Increased emphasis on personalized medicine and novel therapies requires the development of noninvasive strategies for assessing biochemistry in vivo. The detection of enzyme activity and gene expression in vivo is potentially important for the characterization of diseases and gene therapy. Magnetic resonance imaging (MRI) is a particularly promising tool, since it is noninvasive and has no associated radioactivity, yet penetrates deep tissue. We now demonstrate a novel class of dual 1H/19F nuclear magnetic resonance (NMR) lacZ gene reporter molecule to specifically reveal enzyme activity in human tumor xenografts growing in mice. We report the design, synthesis, and characterization of six novel molecules and evaluation of the most effective reporter in mice in vivo.

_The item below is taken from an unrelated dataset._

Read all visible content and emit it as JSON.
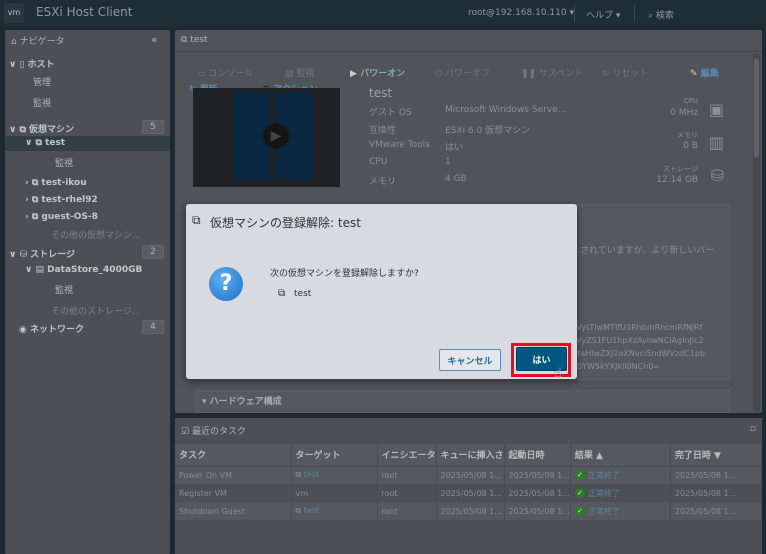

Substrates show a single 19F NMR signal and exposure to β-galactosidase induces a large 19F NMR chemical shift response. In the presence of ferric ions, the liberated aglycone generates intense proton MRI T2 contrast. The dual modality approach allows both the detection of substrate and the imaging of product enhancing the confidence in enzyme detection.
|Original language||English (US)|
|Number of pages||8|
|State||Published - Mar 21 2012|
ASJC Scopus subject areas
- Biomedical Engineering
- Pharmaceutical Science
- Organic Chemistry